What factors help guide a diffuse large b-cell lymphoma (DLBCL) treatment decision? This animated video reviews important decision-making considerations and provides important steps for engaging in your DLBCL care.
Hi, I’m Carol. Several years ago, I was diagnosed with a blood cancer known as DLBCL, which is short for diffuse large b-cell lymphoma.
This is Dr. Williams, my hematologist. A hematologist is a doctor who specializes in the care and treatment of people with blood cancer.
Dr. Williams, can you tell us more about DLBCL?
Sure. DLBCL is the most common form of non-Hodgkin lymphoma. It may be isolated to the lymph nodes, or it may occur OUTSIDE of the lymphatic system in areas like the thyroid, skin, breast, bone, testes, gastrointestinal tract, or even other organs in the body.
After I was diagnosed, Dr. Williams informed me that I would need to start treatment immediately.

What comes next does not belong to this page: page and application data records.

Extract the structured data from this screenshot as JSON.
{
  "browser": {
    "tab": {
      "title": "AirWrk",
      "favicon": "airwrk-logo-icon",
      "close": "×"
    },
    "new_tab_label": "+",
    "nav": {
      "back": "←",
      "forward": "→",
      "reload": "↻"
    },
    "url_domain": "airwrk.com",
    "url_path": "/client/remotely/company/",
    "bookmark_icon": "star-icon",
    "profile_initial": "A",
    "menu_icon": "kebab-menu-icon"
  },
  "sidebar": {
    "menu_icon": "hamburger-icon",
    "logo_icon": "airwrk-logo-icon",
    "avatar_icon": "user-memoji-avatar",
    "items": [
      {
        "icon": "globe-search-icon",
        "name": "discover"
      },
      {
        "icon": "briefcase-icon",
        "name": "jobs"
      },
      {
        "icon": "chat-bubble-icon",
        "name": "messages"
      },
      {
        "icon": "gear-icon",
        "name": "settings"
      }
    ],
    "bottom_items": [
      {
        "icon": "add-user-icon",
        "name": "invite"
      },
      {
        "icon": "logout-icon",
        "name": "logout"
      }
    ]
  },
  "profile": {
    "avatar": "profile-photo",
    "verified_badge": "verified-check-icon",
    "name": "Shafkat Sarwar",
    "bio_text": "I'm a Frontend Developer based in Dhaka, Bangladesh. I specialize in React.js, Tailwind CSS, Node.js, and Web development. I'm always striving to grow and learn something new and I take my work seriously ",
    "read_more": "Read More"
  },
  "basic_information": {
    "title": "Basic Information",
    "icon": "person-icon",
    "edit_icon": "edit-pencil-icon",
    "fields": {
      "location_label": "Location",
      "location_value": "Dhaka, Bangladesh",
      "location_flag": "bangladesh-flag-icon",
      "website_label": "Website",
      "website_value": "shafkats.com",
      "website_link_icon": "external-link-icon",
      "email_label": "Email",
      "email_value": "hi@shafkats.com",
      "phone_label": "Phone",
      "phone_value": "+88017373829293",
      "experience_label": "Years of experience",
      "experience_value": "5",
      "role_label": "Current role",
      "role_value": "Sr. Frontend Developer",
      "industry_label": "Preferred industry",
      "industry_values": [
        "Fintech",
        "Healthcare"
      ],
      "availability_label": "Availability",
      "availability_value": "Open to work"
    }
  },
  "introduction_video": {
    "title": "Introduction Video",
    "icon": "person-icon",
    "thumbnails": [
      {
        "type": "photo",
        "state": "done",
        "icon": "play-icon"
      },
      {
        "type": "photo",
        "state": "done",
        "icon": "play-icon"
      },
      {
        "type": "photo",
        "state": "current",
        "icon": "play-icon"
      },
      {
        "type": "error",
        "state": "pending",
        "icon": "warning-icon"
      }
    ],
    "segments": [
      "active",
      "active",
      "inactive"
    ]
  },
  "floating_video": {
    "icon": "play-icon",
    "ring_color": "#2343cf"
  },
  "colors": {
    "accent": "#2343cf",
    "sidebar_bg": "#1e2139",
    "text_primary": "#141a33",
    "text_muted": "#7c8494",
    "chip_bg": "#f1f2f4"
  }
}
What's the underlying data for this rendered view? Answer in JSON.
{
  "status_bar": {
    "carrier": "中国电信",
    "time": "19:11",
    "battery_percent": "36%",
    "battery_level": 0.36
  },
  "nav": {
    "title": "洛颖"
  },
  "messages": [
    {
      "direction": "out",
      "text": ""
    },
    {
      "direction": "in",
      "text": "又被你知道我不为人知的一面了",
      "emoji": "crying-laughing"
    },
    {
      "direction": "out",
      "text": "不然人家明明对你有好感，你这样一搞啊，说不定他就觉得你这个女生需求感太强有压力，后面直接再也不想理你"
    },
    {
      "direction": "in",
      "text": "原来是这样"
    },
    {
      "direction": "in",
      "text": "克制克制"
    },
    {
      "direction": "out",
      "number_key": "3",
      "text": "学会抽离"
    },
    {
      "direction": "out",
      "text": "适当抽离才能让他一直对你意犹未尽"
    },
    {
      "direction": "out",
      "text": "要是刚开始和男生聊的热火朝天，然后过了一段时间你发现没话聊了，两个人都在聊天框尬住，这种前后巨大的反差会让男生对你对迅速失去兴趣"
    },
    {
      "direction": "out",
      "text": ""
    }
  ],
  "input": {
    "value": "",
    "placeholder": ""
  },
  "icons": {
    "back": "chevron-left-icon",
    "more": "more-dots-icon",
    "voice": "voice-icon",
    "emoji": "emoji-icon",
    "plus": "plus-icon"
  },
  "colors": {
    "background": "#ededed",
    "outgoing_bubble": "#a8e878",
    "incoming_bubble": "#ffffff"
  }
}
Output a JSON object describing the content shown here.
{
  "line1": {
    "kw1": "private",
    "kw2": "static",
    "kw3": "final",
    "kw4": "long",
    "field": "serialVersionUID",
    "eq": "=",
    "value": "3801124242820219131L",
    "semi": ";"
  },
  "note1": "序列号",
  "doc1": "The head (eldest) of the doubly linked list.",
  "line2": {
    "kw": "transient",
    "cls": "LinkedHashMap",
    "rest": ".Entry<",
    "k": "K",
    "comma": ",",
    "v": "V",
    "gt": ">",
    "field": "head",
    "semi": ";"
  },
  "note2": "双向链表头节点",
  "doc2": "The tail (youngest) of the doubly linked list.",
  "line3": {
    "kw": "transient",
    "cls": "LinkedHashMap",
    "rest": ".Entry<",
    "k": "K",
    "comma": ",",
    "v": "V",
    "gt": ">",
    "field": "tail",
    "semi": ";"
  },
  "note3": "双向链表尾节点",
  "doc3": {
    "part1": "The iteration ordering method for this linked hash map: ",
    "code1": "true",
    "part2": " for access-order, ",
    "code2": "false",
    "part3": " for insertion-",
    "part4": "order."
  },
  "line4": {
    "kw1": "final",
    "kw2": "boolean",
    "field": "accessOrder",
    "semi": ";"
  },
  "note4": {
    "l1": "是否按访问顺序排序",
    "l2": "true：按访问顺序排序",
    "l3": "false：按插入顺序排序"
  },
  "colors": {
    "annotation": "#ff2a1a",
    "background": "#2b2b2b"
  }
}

That’s right, Carol. DLBCL is considered aggressive and fast-growing, so treatment usually starts right away to control the disease and any symptoms it causes.
When deciding on a therapy, my husband and I discussed the goals of treatment with Dr. Williams – we talked about the potential outcome for each approach and how options may impact my lifestyle.
Exactly—we wanted to make sure that Carol could continue to live her life to the fullest while using the most effective approach to treat her disease.
We also considered Carol’s:
- Age and overall health.
- The location and stage of her DLBCL at the time of treatment.
- Her lab test results, including molecular testing results.
- And the potential side effects of each option.
Then we discussed Carol’s options if she didn’t respond to initial therapy or if she experienced a relapse.
Along with Dr. Williams and the other members of my healthcare team, my husband Tony was another partner in my care. He helped me research DLBCL so I could understand more about my disease, which made me feel confident in discussions with my team.
We also made list of questions together before my appointments so I wouldn’t forget anything, and Tony took notes during my visits. His notes were helpful to us when talking about the appointment later and reviewing what our next steps may be.
That’s great advice, Carol. It’s so important that patients feel empowered to ask questions and speak up. If you don’t feel comfortable with your providers or your treatment plan—or if you just want confirmation that you have explored all your options–consider seeking a second opinion or a consultation with a DLBCL specialist.
Yes—and Dr. Williams always made me feel like a partner in my care– making conversations and decisions much easier for me.
Exactly–the patient should always be at the center of care.
Now, what steps can YOU take to be more engaged?
- Start by educating yourself about DLBCL. Ask your team for recommendations for credible sources of information.
- Then, consider a second opinion or a consult with a DLBCL specialist immediately following your diagnosis.
- Make a list of questions prior to your appointments and bring a friend or family member along to visits, if you can. They can help you absorb the information and take notes.
- Understand and articulate the goals of your DLBCL treatment plan and ask if a clinical trial may be right for you.
- Learn about your options and discuss the pros and cons of each approach with your doctor.
- Finally, speak up and share your questions and concerns. YOU are your own best advocate.
That’s great advice, Dr. Williams. To learn more about DLBCL, visit powerfulpatients.org/DLBCL.
Thanks for joining us!